• **Exercise requirements**
Go through the lines below and tally each one holding "PROJECTED". Write only the total.

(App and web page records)
++++++

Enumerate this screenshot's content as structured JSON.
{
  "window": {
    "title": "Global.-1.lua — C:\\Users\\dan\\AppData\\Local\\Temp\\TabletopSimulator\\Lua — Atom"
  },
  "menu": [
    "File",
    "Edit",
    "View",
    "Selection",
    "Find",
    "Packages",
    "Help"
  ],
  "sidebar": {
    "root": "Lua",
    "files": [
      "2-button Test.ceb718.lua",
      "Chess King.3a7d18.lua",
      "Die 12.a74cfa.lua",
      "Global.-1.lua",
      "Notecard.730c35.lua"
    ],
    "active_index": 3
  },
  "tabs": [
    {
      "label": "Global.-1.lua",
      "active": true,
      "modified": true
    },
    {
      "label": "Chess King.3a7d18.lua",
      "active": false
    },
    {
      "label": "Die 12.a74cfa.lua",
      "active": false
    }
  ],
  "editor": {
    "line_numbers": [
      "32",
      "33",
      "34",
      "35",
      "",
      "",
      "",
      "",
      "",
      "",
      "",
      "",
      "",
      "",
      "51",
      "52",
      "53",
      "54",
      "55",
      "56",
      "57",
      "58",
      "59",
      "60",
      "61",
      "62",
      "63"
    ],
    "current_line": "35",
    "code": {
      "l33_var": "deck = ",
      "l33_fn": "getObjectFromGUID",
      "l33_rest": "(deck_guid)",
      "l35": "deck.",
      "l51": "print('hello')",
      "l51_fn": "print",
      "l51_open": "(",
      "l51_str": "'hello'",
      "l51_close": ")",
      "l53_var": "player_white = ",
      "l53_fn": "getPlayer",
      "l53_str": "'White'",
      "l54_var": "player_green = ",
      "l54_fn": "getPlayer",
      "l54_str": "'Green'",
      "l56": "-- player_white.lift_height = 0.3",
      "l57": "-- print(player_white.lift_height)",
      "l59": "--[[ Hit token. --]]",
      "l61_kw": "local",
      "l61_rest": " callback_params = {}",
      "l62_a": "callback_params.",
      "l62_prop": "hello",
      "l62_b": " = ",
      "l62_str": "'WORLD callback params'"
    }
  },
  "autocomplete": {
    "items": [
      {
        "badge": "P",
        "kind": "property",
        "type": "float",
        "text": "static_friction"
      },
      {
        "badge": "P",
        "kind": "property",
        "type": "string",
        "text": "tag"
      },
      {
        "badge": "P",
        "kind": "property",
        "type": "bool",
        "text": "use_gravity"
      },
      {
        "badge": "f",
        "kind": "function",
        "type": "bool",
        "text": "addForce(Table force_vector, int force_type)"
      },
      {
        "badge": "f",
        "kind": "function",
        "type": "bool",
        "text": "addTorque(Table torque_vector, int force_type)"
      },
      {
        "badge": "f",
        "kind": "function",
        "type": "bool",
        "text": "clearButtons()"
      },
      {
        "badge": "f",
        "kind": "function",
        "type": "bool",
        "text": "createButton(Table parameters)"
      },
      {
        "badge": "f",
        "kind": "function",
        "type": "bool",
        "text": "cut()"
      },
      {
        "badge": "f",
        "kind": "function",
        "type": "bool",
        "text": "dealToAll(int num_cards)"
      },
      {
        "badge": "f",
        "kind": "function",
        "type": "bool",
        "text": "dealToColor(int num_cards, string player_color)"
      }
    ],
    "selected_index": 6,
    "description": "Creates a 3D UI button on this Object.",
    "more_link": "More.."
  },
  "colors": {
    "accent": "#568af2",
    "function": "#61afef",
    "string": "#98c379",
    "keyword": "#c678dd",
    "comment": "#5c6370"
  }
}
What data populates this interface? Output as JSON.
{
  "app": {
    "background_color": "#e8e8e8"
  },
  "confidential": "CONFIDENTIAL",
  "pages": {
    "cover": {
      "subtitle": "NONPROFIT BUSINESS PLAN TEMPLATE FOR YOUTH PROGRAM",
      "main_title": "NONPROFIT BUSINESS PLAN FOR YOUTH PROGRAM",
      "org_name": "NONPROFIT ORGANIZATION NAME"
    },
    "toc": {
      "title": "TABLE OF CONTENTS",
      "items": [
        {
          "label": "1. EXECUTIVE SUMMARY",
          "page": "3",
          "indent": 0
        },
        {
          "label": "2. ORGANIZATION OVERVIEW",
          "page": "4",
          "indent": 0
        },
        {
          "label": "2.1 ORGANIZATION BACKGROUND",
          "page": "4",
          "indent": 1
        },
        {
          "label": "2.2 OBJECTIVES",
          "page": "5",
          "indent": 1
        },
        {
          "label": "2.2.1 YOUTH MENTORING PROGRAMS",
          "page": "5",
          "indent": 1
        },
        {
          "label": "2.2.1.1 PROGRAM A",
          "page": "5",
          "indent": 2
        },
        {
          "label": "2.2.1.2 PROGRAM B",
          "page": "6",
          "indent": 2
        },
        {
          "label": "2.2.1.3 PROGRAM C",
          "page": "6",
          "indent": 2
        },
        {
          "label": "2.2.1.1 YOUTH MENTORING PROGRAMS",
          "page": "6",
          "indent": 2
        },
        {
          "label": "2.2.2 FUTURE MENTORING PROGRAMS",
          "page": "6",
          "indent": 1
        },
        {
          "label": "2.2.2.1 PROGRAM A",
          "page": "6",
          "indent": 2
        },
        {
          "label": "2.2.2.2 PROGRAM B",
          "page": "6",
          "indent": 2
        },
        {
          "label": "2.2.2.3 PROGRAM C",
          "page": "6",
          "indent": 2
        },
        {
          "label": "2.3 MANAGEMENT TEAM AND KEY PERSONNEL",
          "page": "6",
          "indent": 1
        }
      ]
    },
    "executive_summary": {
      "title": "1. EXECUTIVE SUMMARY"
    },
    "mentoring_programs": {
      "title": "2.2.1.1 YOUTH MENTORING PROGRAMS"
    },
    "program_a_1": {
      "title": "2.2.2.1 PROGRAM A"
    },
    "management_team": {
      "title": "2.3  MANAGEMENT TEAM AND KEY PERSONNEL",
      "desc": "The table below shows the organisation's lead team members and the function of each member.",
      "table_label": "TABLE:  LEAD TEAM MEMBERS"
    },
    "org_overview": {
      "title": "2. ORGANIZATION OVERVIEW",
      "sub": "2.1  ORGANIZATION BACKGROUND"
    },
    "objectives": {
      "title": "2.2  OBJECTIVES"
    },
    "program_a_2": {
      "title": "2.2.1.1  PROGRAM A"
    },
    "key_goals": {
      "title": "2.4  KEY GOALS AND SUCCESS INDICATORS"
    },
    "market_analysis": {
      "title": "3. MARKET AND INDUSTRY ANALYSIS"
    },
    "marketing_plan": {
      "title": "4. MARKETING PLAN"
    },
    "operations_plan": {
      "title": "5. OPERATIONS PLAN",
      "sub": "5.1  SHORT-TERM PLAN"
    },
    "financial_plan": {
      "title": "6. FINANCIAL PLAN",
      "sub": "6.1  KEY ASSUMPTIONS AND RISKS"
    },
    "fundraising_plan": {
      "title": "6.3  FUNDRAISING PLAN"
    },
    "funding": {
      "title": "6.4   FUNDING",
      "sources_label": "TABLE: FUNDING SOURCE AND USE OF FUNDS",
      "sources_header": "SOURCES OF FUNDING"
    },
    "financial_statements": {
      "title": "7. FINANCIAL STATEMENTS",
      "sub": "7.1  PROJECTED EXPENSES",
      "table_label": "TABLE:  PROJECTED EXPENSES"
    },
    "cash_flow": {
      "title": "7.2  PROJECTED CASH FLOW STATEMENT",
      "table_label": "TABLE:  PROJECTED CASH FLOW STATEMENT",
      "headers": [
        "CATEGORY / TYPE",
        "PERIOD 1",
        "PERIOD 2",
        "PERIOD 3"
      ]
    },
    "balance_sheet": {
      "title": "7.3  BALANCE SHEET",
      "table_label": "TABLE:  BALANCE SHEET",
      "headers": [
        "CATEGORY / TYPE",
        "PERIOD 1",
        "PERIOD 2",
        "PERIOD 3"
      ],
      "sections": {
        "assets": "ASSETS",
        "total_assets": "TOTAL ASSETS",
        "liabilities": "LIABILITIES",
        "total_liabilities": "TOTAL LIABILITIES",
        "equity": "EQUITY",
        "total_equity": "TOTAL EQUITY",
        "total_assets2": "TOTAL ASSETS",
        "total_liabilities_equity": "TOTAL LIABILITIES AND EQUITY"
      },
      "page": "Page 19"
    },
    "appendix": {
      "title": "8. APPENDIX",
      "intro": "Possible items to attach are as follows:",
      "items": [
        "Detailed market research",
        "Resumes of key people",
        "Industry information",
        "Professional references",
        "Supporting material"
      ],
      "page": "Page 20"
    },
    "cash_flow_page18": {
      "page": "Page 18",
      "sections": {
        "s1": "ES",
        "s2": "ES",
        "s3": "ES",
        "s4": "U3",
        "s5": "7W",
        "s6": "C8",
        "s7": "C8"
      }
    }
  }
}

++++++

• **Answer to this problem**
4